• _Dataset rows describing interfaces_
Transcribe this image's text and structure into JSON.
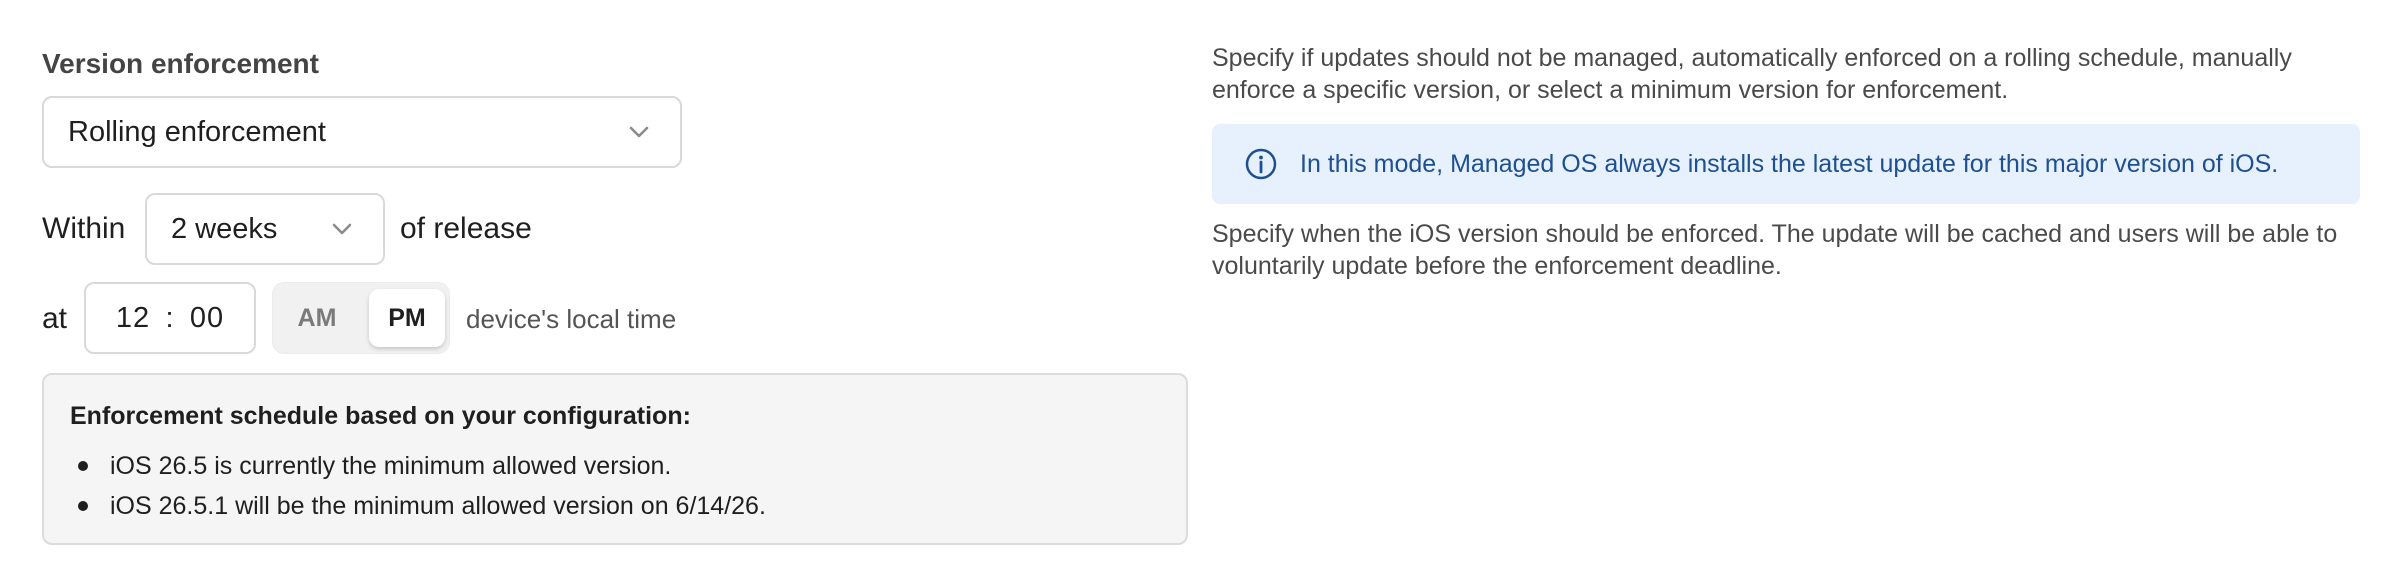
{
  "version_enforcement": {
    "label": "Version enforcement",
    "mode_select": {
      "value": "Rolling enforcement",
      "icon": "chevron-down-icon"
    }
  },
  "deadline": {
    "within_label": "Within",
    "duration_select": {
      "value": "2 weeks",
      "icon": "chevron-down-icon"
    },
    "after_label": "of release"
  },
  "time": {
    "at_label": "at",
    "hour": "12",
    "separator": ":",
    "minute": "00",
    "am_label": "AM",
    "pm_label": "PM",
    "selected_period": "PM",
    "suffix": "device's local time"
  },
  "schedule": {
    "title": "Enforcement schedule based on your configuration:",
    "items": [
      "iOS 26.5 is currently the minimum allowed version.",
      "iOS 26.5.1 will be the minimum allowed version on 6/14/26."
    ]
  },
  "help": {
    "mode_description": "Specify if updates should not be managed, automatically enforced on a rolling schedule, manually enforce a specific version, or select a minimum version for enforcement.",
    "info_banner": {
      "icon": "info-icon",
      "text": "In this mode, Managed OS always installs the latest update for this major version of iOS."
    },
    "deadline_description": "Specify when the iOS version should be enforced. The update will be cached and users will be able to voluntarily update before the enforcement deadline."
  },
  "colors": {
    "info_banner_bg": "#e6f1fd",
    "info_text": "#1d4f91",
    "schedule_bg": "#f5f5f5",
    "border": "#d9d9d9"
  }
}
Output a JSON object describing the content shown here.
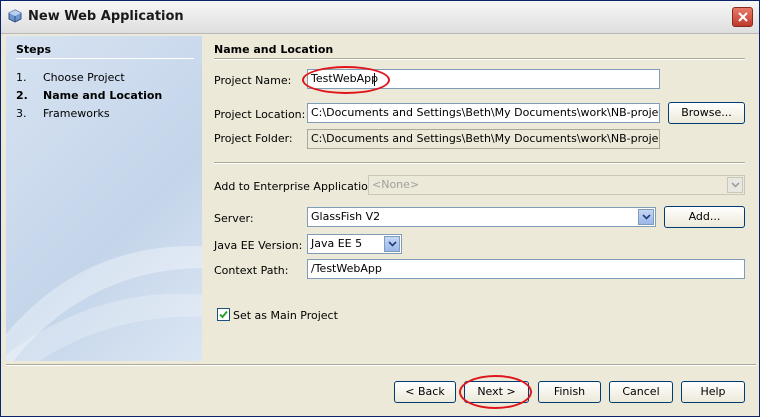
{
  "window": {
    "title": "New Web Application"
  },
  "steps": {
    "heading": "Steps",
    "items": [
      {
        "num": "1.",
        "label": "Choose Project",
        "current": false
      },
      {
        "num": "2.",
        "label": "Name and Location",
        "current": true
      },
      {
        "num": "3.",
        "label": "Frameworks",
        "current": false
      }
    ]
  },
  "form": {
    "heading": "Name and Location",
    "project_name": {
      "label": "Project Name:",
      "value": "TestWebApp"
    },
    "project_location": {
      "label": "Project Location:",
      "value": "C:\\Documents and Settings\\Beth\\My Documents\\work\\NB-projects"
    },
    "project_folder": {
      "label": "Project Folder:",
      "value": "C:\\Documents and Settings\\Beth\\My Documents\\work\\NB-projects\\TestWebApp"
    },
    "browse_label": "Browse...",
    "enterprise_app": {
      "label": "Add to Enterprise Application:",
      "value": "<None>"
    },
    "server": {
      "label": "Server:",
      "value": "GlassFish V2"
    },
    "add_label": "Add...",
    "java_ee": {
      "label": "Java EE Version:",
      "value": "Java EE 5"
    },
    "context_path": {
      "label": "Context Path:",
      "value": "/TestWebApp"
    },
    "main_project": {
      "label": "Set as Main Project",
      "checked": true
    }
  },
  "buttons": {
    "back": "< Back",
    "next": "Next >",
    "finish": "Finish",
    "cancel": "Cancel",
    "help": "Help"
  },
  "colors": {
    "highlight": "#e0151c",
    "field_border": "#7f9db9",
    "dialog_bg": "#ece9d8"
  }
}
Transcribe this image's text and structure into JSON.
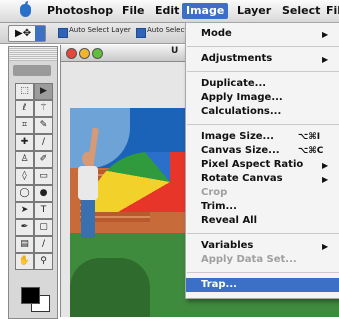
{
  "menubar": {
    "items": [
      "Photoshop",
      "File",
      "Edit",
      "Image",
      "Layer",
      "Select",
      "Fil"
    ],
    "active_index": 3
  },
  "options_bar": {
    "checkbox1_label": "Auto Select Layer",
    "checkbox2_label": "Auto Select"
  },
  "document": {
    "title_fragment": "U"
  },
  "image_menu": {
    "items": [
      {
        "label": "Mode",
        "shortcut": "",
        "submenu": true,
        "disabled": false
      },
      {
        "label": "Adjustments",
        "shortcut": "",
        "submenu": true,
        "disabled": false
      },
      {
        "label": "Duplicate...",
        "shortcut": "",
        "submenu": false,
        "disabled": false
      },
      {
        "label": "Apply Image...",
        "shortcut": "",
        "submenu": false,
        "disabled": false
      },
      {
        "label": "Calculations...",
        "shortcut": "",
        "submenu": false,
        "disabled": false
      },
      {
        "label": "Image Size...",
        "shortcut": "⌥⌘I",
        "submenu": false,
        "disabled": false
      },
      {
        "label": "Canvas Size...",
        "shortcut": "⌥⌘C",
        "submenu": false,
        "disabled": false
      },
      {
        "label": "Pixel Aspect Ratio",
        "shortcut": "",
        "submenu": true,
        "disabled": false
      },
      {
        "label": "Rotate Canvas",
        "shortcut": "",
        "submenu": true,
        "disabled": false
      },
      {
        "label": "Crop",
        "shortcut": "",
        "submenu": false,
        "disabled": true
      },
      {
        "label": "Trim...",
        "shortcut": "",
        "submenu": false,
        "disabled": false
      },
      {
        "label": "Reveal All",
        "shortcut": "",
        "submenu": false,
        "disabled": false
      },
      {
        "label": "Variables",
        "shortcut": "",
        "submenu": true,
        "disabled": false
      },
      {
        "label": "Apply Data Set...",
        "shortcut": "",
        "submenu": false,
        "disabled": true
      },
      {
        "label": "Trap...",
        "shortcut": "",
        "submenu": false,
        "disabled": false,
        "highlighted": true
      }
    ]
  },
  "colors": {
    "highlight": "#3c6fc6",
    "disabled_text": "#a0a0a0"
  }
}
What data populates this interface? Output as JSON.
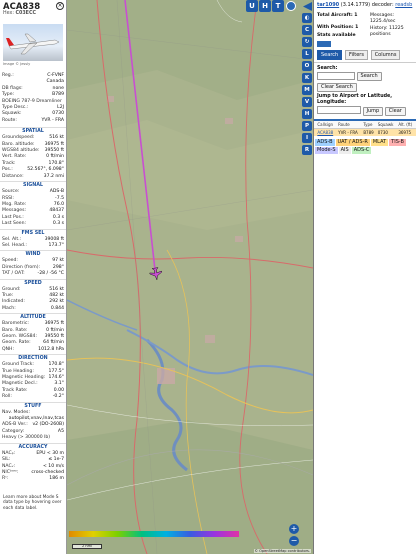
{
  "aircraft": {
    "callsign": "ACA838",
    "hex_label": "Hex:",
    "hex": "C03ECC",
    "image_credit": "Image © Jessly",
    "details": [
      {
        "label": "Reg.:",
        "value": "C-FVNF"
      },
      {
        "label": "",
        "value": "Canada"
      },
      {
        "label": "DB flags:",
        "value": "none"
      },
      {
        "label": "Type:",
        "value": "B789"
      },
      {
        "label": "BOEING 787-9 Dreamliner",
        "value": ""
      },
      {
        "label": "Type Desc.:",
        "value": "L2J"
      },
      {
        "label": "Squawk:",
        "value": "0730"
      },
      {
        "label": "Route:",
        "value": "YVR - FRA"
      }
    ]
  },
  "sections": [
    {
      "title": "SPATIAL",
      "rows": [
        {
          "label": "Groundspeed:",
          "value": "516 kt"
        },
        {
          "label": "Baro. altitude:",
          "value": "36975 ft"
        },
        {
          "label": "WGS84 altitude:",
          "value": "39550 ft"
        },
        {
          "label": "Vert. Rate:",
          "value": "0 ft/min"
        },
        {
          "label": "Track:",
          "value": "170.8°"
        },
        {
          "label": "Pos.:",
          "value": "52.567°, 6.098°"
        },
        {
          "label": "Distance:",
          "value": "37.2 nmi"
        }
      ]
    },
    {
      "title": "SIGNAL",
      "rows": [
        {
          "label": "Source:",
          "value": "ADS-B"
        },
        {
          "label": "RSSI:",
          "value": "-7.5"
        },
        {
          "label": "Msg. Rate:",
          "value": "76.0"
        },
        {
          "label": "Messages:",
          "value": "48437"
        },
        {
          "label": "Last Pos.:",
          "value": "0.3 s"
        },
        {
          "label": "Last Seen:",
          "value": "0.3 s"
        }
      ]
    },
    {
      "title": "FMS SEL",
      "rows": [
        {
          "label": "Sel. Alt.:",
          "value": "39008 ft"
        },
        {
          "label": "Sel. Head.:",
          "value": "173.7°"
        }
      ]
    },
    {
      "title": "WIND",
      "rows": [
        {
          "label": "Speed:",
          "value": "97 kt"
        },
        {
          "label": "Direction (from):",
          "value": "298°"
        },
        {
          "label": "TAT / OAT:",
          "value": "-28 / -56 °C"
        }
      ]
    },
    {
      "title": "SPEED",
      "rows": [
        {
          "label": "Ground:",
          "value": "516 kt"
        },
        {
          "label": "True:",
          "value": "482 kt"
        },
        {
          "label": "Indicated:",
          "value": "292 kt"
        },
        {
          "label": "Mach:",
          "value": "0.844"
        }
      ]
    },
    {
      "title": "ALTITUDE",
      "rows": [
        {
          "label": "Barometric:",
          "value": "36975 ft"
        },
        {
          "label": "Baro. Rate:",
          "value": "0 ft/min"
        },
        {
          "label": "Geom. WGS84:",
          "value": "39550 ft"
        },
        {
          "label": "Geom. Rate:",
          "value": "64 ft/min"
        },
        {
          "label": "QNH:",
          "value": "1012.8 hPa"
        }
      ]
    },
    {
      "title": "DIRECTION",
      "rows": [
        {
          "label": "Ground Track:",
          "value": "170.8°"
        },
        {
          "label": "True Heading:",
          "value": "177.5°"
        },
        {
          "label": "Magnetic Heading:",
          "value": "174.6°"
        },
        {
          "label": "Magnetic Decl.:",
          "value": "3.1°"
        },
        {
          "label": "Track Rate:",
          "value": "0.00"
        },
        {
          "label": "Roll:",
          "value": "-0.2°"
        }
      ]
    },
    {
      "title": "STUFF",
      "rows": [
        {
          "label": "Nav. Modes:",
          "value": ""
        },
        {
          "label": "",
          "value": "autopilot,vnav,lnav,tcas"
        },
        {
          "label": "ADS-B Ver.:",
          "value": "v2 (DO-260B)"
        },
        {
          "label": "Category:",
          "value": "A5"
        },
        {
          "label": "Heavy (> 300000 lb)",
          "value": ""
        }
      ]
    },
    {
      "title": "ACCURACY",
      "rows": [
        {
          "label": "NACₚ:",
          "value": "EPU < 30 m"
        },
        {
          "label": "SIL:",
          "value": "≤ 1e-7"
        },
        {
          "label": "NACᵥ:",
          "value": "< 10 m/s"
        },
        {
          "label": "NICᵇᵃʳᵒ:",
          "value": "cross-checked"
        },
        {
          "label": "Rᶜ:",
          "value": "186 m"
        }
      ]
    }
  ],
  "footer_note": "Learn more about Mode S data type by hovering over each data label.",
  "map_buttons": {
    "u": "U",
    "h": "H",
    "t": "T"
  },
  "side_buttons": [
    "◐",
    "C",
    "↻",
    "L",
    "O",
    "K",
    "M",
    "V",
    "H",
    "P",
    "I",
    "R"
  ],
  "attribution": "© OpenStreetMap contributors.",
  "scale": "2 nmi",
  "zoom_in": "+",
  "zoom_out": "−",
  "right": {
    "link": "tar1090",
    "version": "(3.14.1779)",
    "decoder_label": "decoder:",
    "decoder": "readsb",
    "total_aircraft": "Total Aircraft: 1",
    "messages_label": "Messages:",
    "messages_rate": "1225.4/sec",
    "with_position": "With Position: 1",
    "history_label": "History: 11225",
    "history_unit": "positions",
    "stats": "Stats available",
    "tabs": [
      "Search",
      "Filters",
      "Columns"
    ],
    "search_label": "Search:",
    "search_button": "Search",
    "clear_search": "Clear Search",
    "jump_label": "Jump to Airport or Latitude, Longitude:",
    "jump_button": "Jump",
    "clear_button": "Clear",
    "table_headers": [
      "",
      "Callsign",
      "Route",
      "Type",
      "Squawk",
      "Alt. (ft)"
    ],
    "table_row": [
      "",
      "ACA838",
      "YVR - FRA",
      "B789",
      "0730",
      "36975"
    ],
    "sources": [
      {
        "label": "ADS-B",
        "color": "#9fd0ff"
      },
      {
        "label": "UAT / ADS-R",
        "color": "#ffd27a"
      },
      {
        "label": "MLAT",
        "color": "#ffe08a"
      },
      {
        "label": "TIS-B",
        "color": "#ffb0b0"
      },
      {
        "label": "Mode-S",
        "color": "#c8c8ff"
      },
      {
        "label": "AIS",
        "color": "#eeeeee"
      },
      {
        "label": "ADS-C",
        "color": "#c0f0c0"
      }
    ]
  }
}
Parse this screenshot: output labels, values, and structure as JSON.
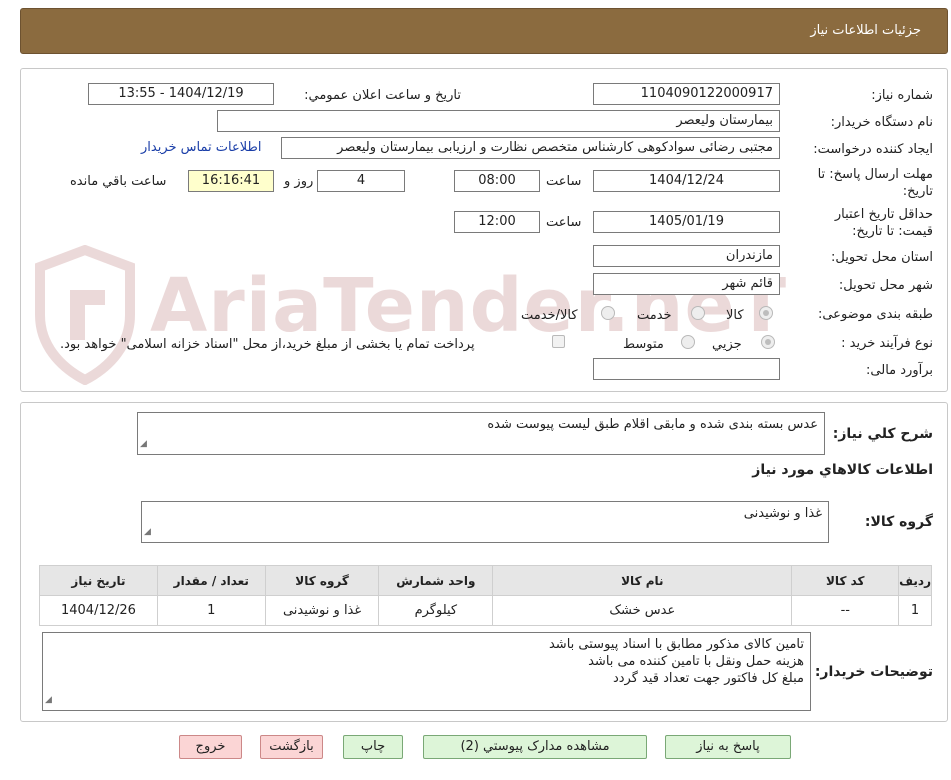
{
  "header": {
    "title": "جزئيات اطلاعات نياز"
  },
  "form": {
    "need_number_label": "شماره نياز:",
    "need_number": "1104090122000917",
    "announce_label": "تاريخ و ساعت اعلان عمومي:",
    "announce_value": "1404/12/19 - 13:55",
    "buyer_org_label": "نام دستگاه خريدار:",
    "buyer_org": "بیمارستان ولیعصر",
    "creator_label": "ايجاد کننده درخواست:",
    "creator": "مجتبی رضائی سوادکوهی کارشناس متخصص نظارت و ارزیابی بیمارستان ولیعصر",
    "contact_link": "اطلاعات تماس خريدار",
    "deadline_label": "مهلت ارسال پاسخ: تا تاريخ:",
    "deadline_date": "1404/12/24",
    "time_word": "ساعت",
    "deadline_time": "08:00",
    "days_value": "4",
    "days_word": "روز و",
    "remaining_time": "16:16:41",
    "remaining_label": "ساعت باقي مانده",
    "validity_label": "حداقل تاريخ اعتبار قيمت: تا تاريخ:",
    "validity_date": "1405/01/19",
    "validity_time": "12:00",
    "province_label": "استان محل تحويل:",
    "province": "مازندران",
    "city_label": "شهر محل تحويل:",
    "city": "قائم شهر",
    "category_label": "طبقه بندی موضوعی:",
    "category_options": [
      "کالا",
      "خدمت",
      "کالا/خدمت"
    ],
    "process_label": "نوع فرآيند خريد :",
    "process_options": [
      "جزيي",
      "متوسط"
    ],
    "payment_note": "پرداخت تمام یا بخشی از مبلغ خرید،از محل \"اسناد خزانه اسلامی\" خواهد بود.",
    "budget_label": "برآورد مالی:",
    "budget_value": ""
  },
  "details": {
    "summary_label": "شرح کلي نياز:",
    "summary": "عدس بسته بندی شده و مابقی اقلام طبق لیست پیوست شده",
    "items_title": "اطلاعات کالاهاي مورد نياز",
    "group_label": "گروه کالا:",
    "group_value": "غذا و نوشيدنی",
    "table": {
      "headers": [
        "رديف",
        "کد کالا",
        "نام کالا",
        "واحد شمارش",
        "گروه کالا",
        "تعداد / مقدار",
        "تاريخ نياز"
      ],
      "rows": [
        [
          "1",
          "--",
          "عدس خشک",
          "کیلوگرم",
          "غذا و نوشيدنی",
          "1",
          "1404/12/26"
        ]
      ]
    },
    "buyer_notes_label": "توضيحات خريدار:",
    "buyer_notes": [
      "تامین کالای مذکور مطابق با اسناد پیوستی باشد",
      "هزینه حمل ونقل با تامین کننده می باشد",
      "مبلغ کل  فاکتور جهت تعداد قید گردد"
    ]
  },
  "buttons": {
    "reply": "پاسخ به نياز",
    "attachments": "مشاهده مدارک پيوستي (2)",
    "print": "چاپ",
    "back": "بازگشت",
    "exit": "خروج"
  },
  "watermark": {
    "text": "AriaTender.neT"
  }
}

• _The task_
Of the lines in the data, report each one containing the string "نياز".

• _Task solution_
    "title": "جزئيات اطلاعات نياز"
    "need_number_label": "شماره نياز:",
    "summary_label": "شرح کلي نياز:",
    "items_title": "اطلاعات کالاهاي مورد نياز",
        "تاريخ نياز"
    "reply": "پاسخ به نياز",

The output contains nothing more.